The Gutenberg team does not expect a solution to be in place by the time of the 5.6 release. Block-based themes developed today will need to rely on static block content only until this is addressed.
This file contains theme-specified settings for design “presets” like colors and default font sizes. These are equivalent to existing theme support options like editor-color-palette, editor-font-sizes, and editor-gradient-presets.
The file also allows themes to modify some of the default block settings. For example, it’s possible to determine whether or not the paragraph block should include its drop-cap feature, whether users should be able to use custom padding in the Cover block, or whether they’ll have the option to set a custom link color.
Gutenberg reads this file and translates it into user-editable settings in the block editor. All values entered here are compiled into CSS CSS is an acronym for cascading style sheets. This is what controls the design or look and feel of a site. variables which can be leveraged by themes in both the editor and the front end.

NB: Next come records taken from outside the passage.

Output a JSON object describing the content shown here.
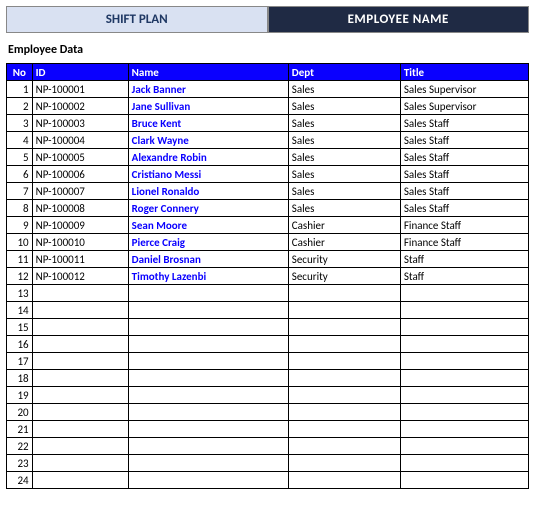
{
  "header": {
    "tab_shift": "SHIFT PLAN",
    "tab_employee": "EMPLOYEE NAME"
  },
  "section_title": "Employee Data",
  "table": {
    "columns": {
      "no": "No",
      "id": "ID",
      "name": "Name",
      "dept": "Dept",
      "title": "Title"
    },
    "rows": [
      {
        "no": "1",
        "id": "NP-100001",
        "name": "Jack Banner",
        "dept": "Sales",
        "title": "Sales Supervisor"
      },
      {
        "no": "2",
        "id": "NP-100002",
        "name": "Jane Sullivan",
        "dept": "Sales",
        "title": "Sales Supervisor"
      },
      {
        "no": "3",
        "id": "NP-100003",
        "name": "Bruce Kent",
        "dept": "Sales",
        "title": "Sales Staff"
      },
      {
        "no": "4",
        "id": "NP-100004",
        "name": "Clark Wayne",
        "dept": "Sales",
        "title": "Sales Staff"
      },
      {
        "no": "5",
        "id": "NP-100005",
        "name": "Alexandre Robin",
        "dept": "Sales",
        "title": "Sales Staff"
      },
      {
        "no": "6",
        "id": "NP-100006",
        "name": "Cristiano Messi",
        "dept": "Sales",
        "title": "Sales Staff"
      },
      {
        "no": "7",
        "id": "NP-100007",
        "name": "Lionel Ronaldo",
        "dept": "Sales",
        "title": "Sales Staff"
      },
      {
        "no": "8",
        "id": "NP-100008",
        "name": "Roger Connery",
        "dept": "Sales",
        "title": "Sales Staff"
      },
      {
        "no": "9",
        "id": "NP-100009",
        "name": "Sean Moore",
        "dept": "Cashier",
        "title": "Finance Staff"
      },
      {
        "no": "10",
        "id": "NP-100010",
        "name": "Pierce Craig",
        "dept": "Cashier",
        "title": "Finance Staff"
      },
      {
        "no": "11",
        "id": "NP-100011",
        "name": "Daniel Brosnan",
        "dept": "Security",
        "title": "Staff"
      },
      {
        "no": "12",
        "id": "NP-100012",
        "name": "Timothy Lazenbi",
        "dept": "Security",
        "title": "Staff"
      },
      {
        "no": "13",
        "id": "",
        "name": "",
        "dept": "",
        "title": ""
      },
      {
        "no": "14",
        "id": "",
        "name": "",
        "dept": "",
        "title": ""
      },
      {
        "no": "15",
        "id": "",
        "name": "",
        "dept": "",
        "title": ""
      },
      {
        "no": "16",
        "id": "",
        "name": "",
        "dept": "",
        "title": ""
      },
      {
        "no": "17",
        "id": "",
        "name": "",
        "dept": "",
        "title": ""
      },
      {
        "no": "18",
        "id": "",
        "name": "",
        "dept": "",
        "title": ""
      },
      {
        "no": "19",
        "id": "",
        "name": "",
        "dept": "",
        "title": ""
      },
      {
        "no": "20",
        "id": "",
        "name": "",
        "dept": "",
        "title": ""
      },
      {
        "no": "21",
        "id": "",
        "name": "",
        "dept": "",
        "title": ""
      },
      {
        "no": "22",
        "id": "",
        "name": "",
        "dept": "",
        "title": ""
      },
      {
        "no": "23",
        "id": "",
        "name": "",
        "dept": "",
        "title": ""
      },
      {
        "no": "24",
        "id": "",
        "name": "",
        "dept": "",
        "title": ""
      }
    ]
  }
}
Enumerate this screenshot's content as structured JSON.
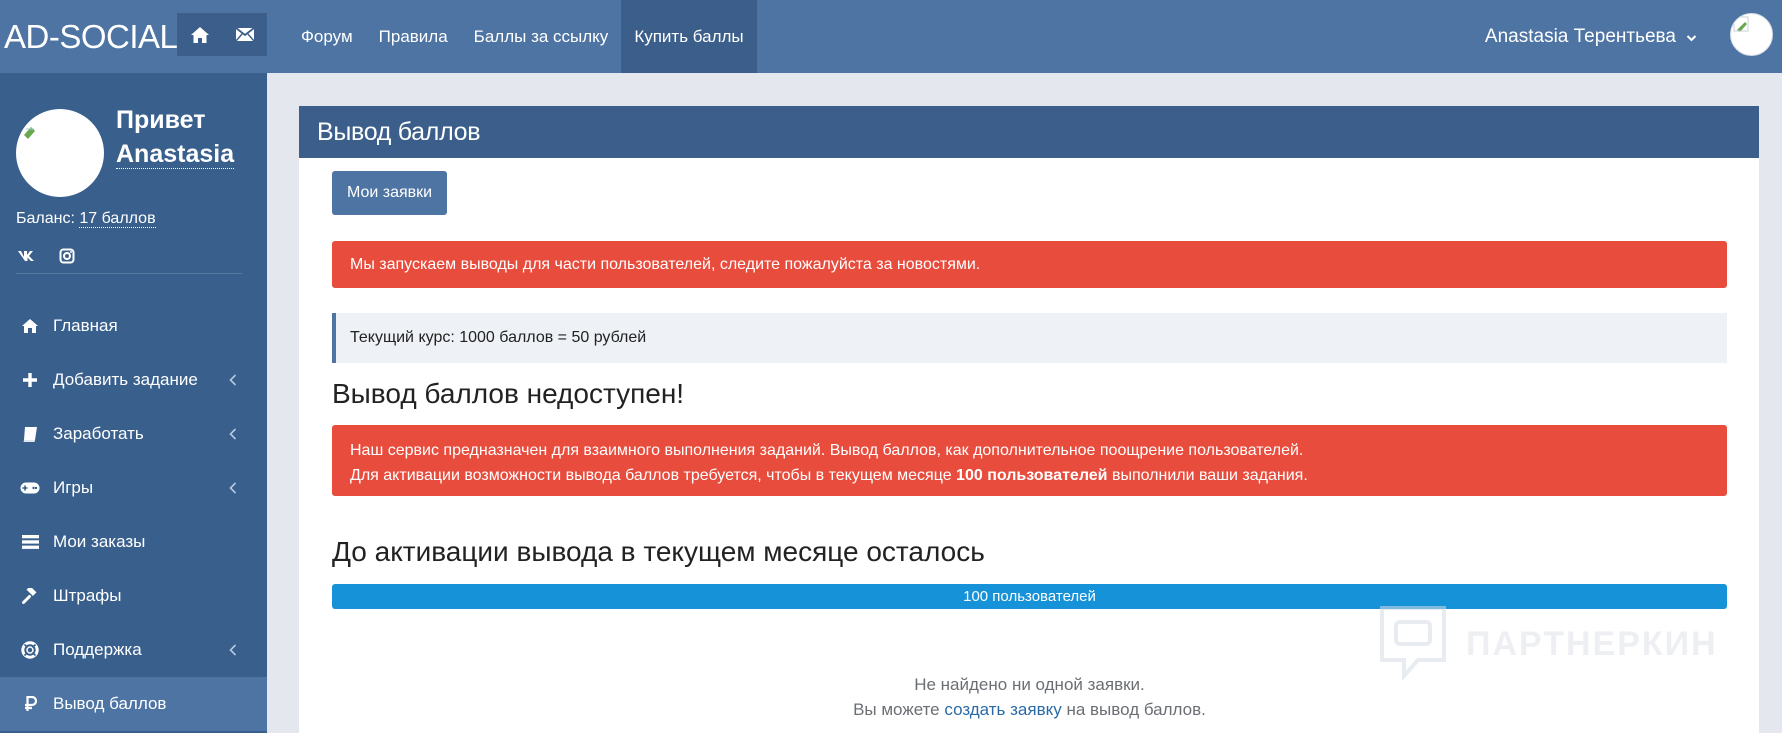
{
  "brand": {
    "logo_text": "AD-SOCIAL"
  },
  "topbar": {
    "icons": [
      "home-icon",
      "mail-icon"
    ],
    "nav": [
      {
        "label": "Форум",
        "active": false
      },
      {
        "label": "Правила",
        "active": false
      },
      {
        "label": "Баллы за ссылку",
        "active": false
      },
      {
        "label": "Купить баллы",
        "active": true
      }
    ],
    "user_name": "Anastasia Терентьева"
  },
  "sidebar": {
    "greeting": "Привет",
    "name": "Anastasia",
    "balance_label": "Баланс:",
    "balance_value": "17 баллов",
    "socials": [
      "vk-icon",
      "instagram-icon"
    ],
    "items": [
      {
        "label": "Главная",
        "icon": "home-icon",
        "has_submenu": false,
        "active": false
      },
      {
        "label": "Добавить задание",
        "icon": "plus-icon",
        "has_submenu": true,
        "active": false
      },
      {
        "label": "Заработать",
        "icon": "book-icon",
        "has_submenu": true,
        "active": false
      },
      {
        "label": "Игры",
        "icon": "gamepad-icon",
        "has_submenu": true,
        "active": false
      },
      {
        "label": "Мои заказы",
        "icon": "list-icon",
        "has_submenu": false,
        "active": false
      },
      {
        "label": "Штрафы",
        "icon": "gavel-icon",
        "has_submenu": false,
        "active": false
      },
      {
        "label": "Поддержка",
        "icon": "lifebuoy-icon",
        "has_submenu": true,
        "active": false
      },
      {
        "label": "Вывод баллов",
        "icon": "ruble-icon",
        "has_submenu": false,
        "active": true
      }
    ]
  },
  "main": {
    "title": "Вывод баллов",
    "my_requests_button": "Мои заявки",
    "alert_launch": "Мы запускаем выводы для части пользователей, следите пожалуйста за новостями.",
    "rate_text": "Текущий курс: 1000 баллов = 50 рублей",
    "unavailable_heading": "Вывод баллов недоступен!",
    "info_line1": "Наш сервис предназначен для взаимного выполнения заданий. Вывод баллов, как дополнительное поощрение пользователей.",
    "info_line2_prefix": "Для активации возможности вывода баллов требуется, чтобы в текущем месяце ",
    "info_line2_bold": "100 пользователей",
    "info_line2_suffix": " выполнили ваши задания.",
    "remaining_heading": "До активации вывода в текущем месяце осталось",
    "progress_label": "100 пользователей",
    "progress_percent": 100,
    "empty_line1": "Не найдено ни одной заявки.",
    "empty_line2_prefix": "Вы можете ",
    "empty_line2_link": "создать заявку",
    "empty_line2_suffix": " на вывод баллов."
  },
  "watermark": {
    "text": "ПАРТНЕРКИН"
  },
  "colors": {
    "topbar": "#4d74a3",
    "sidebar": "#395f8d",
    "panel_header": "#3b5f8a",
    "alert_red": "#e84c3d",
    "progress_blue": "#1692d8"
  }
}
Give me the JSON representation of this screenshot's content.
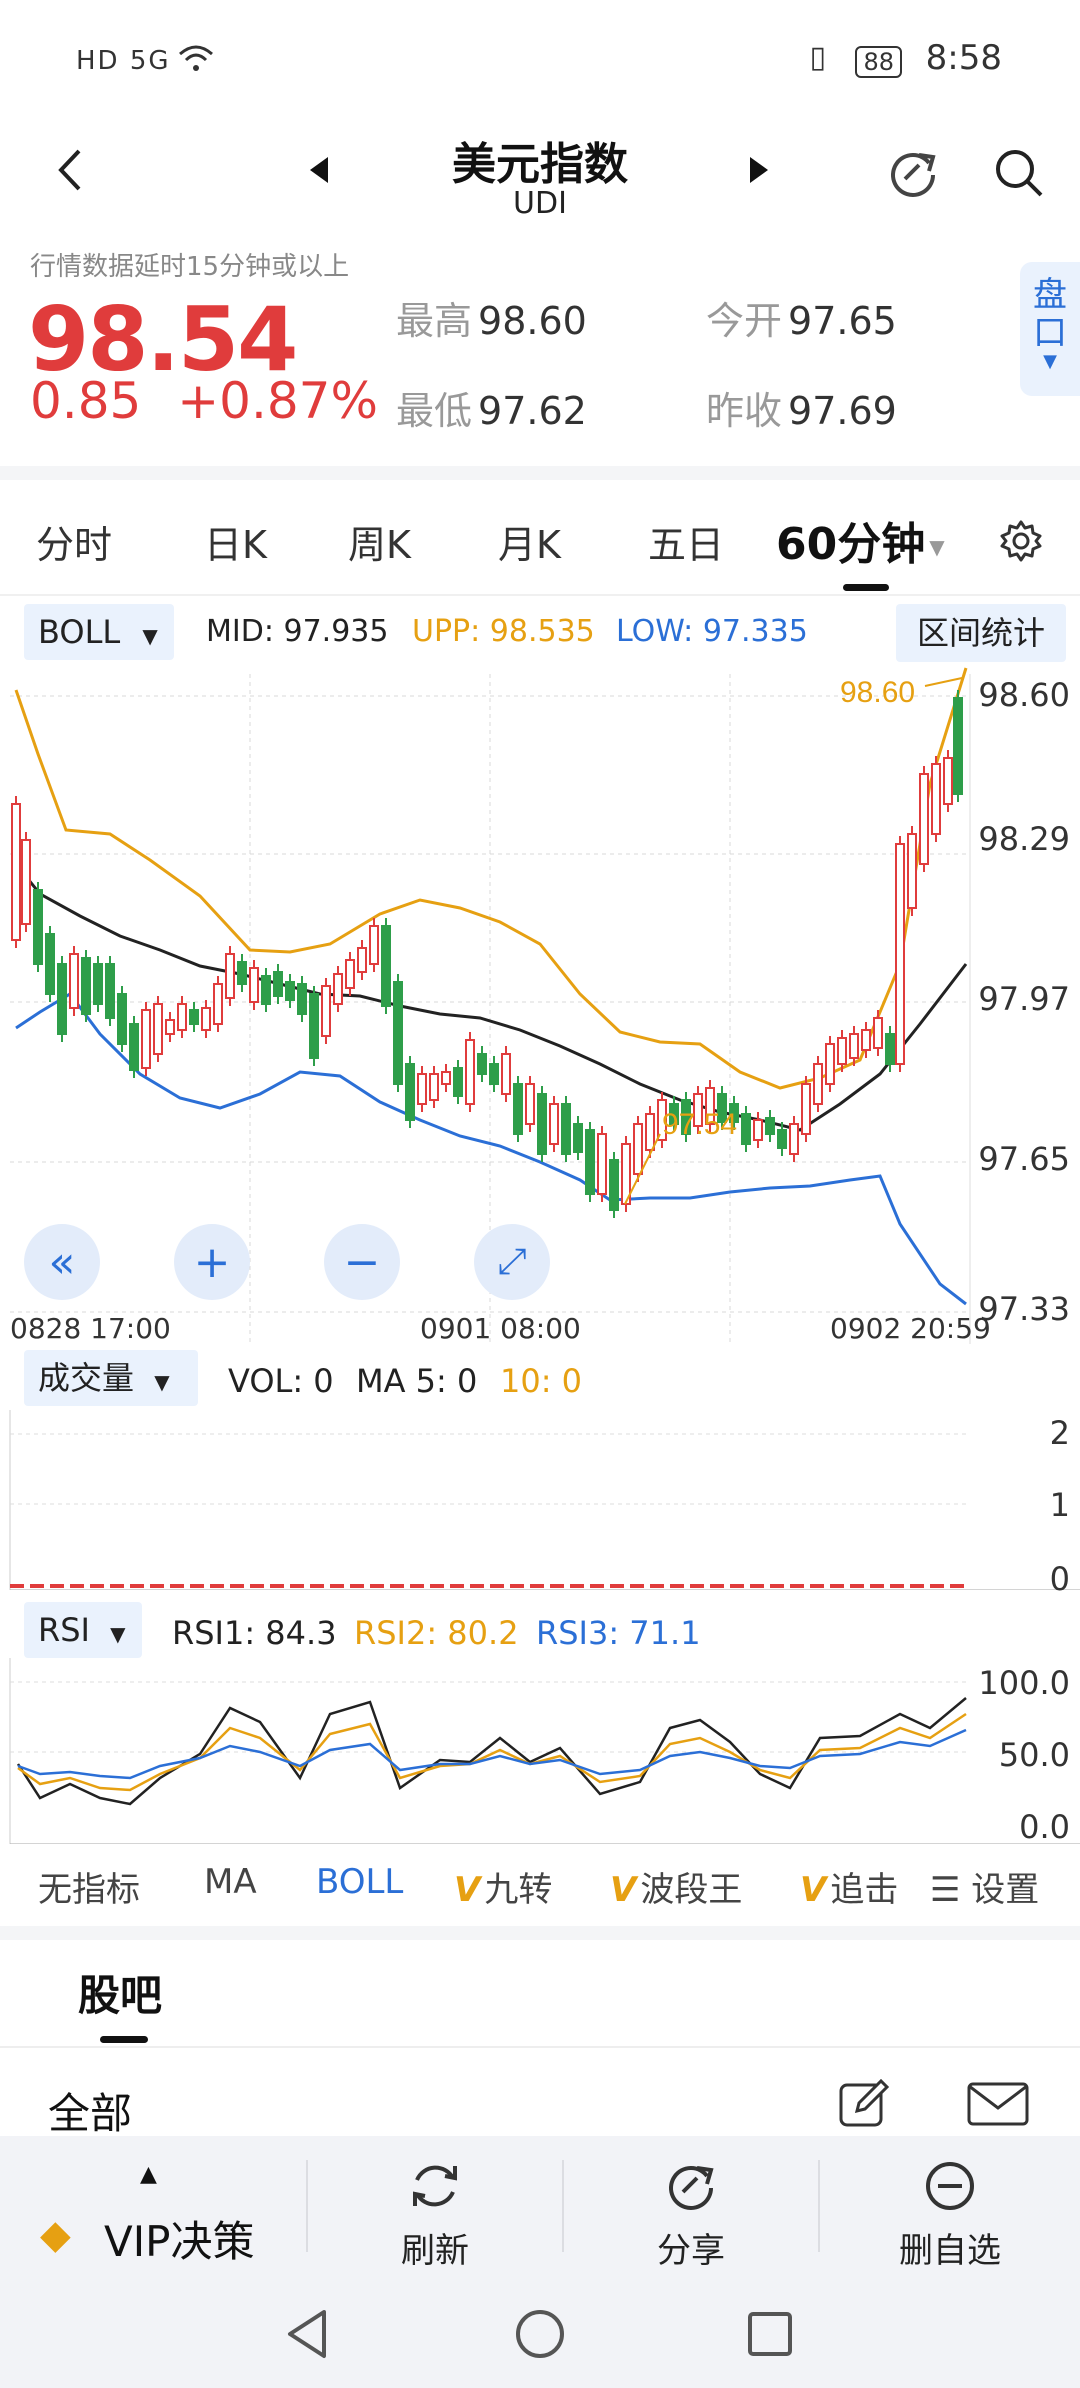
{
  "status_bar": {
    "left_icons": "HD 5G",
    "battery": "88",
    "time": "8:58"
  },
  "header": {
    "title": "美元指数",
    "code": "UDI"
  },
  "quote": {
    "delay_note": "行情数据延时15分钟或以上",
    "price": "98.54",
    "change": "0.85",
    "change_pct": "+0.87%",
    "high_label": "最高",
    "high": "98.60",
    "open_label": "今开",
    "open": "97.65",
    "low_label": "最低",
    "low": "97.62",
    "prev_close_label": "昨收",
    "prev_close": "97.69",
    "pankou_label": "盘口"
  },
  "period_tabs": [
    "分时",
    "日K",
    "周K",
    "月K",
    "五日",
    "60分钟"
  ],
  "indicator_bar": {
    "selected": "BOLL",
    "mid_label": "MID:",
    "mid": "97.935",
    "upp_label": "UPP:",
    "upp": "98.535",
    "low_label": "LOW:",
    "low": "97.335",
    "range_stats": "区间统计"
  },
  "main_chart": {
    "y_ticks": [
      "98.60",
      "98.29",
      "97.97",
      "97.65",
      "97.33"
    ],
    "x_labels": [
      "0828  17:00",
      "0901  08:00",
      "0902  20:59"
    ],
    "max_marker": "98.60",
    "min_marker": "97.54"
  },
  "volume": {
    "selected": "成交量",
    "vol": "VOL: 0",
    "ma5": "MA 5: 0",
    "ma10": "10: 0",
    "y_ticks": [
      "2",
      "1",
      "0"
    ]
  },
  "rsi": {
    "selected": "RSI",
    "rsi1": "RSI1: 84.3",
    "rsi2": "RSI2: 80.2",
    "rsi3": "RSI3: 71.1",
    "y_ticks": [
      "100.0",
      "50.0",
      "0.0"
    ]
  },
  "indicator_tabs": [
    "无指标",
    "MA",
    "BOLL",
    "九转",
    "波段王",
    "追击"
  ],
  "indicator_settings": "设置",
  "community": {
    "title": "股吧",
    "filter": "全部"
  },
  "bottom_bar": {
    "vip": "VIP决策",
    "refresh": "刷新",
    "share": "分享",
    "remove": "删自选"
  },
  "colors": {
    "up_red": "#e03c3c",
    "down_green": "#2e9e4a",
    "accent_blue": "#2b6fd6",
    "orange": "#e6a012"
  },
  "chart_data": {
    "type": "candlestick",
    "series": [
      {
        "name": "MID",
        "values": [
          98.08,
          98.02,
          97.98,
          97.96,
          97.94,
          97.92,
          97.9,
          97.89,
          97.88,
          97.86,
          97.83,
          97.8,
          97.78,
          97.76,
          97.74,
          97.73,
          97.73,
          97.74,
          97.76,
          97.8,
          97.86,
          97.92,
          98.0
        ]
      },
      {
        "name": "UPP",
        "values": [
          98.55,
          98.32,
          98.32,
          98.28,
          98.18,
          98.06,
          98.06,
          98.15,
          98.18,
          98.17,
          98.12,
          98.04,
          97.96,
          97.94,
          97.92,
          97.87,
          97.8,
          97.72,
          97.72,
          97.8,
          98.0,
          98.3,
          98.6
        ]
      },
      {
        "name": "LOW",
        "values": [
          97.95,
          97.98,
          97.85,
          97.8,
          97.82,
          97.81,
          97.78,
          97.7,
          97.65,
          97.58,
          97.55,
          97.59,
          97.6,
          97.6,
          97.62,
          97.63,
          97.62,
          97.62,
          97.63,
          97.62,
          97.42,
          97.35,
          97.3
        ]
      }
    ],
    "ylim": [
      97.33,
      98.6
    ]
  }
}
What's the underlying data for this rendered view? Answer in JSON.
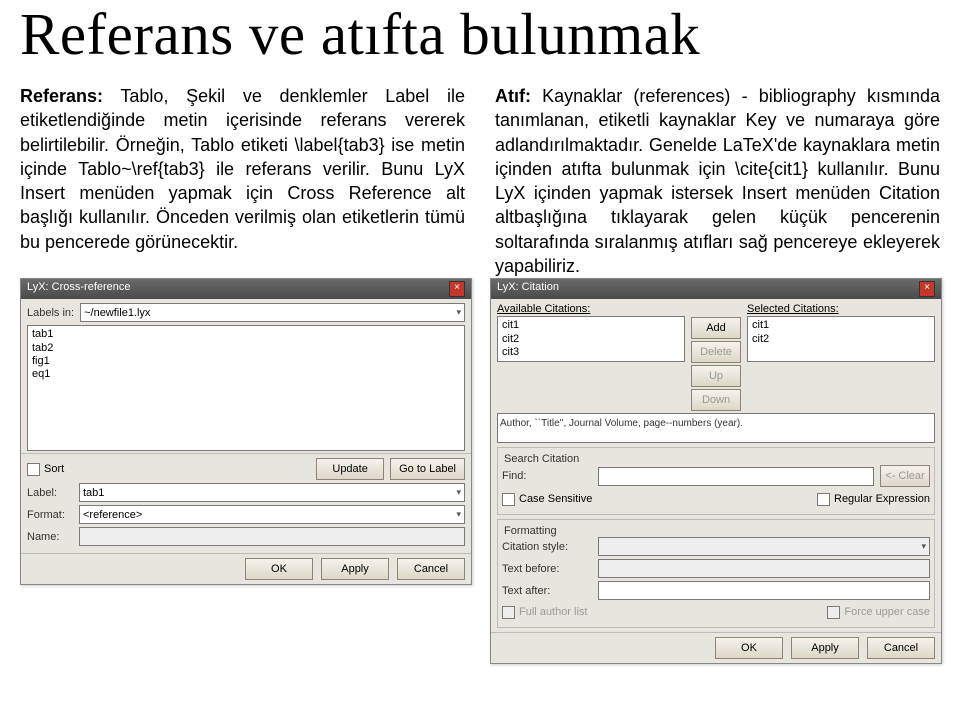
{
  "title": "Referans ve atıfta bulunmak",
  "left_text": "Referans: Tablo, Şekil ve denklemler Label ile etiketlendiğinde metin içerisinde referans vererek belirtilebilir. Örneğin, Tablo etiketi \\label{tab3} ise metin içinde Tablo~\\ref{tab3} ile referans verilir. Bunu LyX Insert menüden yapmak için Cross Reference alt başlığı kullanılır. Önceden verilmiş olan etiketlerin tümü bu pencerede görünecektir.",
  "right_text": "Atıf: Kaynaklar (references) - bibliography kısmında tanımlanan, etiketli kaynaklar Key ve numaraya göre adlandırılmaktadır. Genelde LaTeX'de kaynaklara metin içinden atıfta bulunmak için \\cite{cit1} kullanılır. Bunu LyX içinden yapmak istersek Insert menüden Citation altbaşlığına tıklayarak gelen küçük pencerenin soltarafında sıralanmış atıfları sağ pencereye ekleyerek yapabiliriz.",
  "crossref": {
    "window_title": "LyX: Cross-reference",
    "labels_in": "Labels in:",
    "file": "~/newfile1.lyx",
    "items": [
      "tab1",
      "tab2",
      "fig1",
      "eq1"
    ],
    "sort": "Sort",
    "update": "Update",
    "goto_label": "Go to Label",
    "label_lbl": "Label:",
    "label_val": "tab1",
    "format_lbl": "Format:",
    "format_val": "<reference>",
    "name_lbl": "Name:",
    "ok": "OK",
    "apply": "Apply",
    "cancel": "Cancel"
  },
  "citation": {
    "window_title": "LyX: Citation",
    "avail": "Available Citations:",
    "selected": "Selected Citations:",
    "avail_items": [
      "cit1",
      "cit2",
      "cit3"
    ],
    "sel_items": [
      "cit1",
      "cit2"
    ],
    "add": "Add",
    "delete": "Delete",
    "up": "Up",
    "down": "Down",
    "author_line": "Author, ``Title'', Journal Volume, page--numbers (year).",
    "search_section": "Search Citation",
    "find": "Find:",
    "clear": "<- Clear",
    "case_sensitive": "Case Sensitive",
    "regex": "Regular Expression",
    "formatting_section": "Formatting",
    "citation_style": "Citation style:",
    "text_before": "Text before:",
    "text_after": "Text after:",
    "full_author": "Full author list",
    "force_upper": "Force upper case",
    "ok": "OK",
    "apply": "Apply",
    "cancel": "Cancel"
  }
}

The JSON file comes with a set of default values, and also lets theme authors provide their own custom theme-specific variables. These custom variables are not editable in the editor — they are intended to allow theme developers to define all of their theme’s style variables in a single place.
Learn More & Get Involved
The Block Editor Handbook includes documentation for block-based themes and for experimental-theme.json. It also features a tutorial for building a block-based theme. All of those resources are up to date as of this writing.
To keep up on block-based theme development, follow the Gutenberg + Themes updates, posted every Friday to make.wordpress.org/themes.
For questions, comments, or ideas, please refer to the Gutenberg issues linked above (or open a new one!). You’re also invited to attend the Block-based Themes meeting in the #themereview slack Slack is a Collaborative Group Chat Platform https://slack.com/. The WordPress community has its own Slack Channel at https://make.wordpress.org/chat/. channel. This is held twice a month, on Wednesdays at 16:00 UTC.
The Core editor meeting is also useful to attend. That meeting occurs every Wednesday at 14:00 UTC, in the #core-editor slack channel.
The theme-experiments repository on GitHub contains a series of examples that use the features described above. These experiments are ongoing, and all are welcome to contribute.
Keep an eye out for progress on a block-based version of the Twenty Twenty-One theme. Work on this is slated to begin in earnest around the time of Beta A pre-release of software that is given out to a large group of users to trial under real conditions. Beta versions have gone through alpha testing in-house and are generally fairly close in look, feel and function to the final product; however, design changes often occur as part of the process. 1.
Many thanks to @youknowriad for help pulling this post together.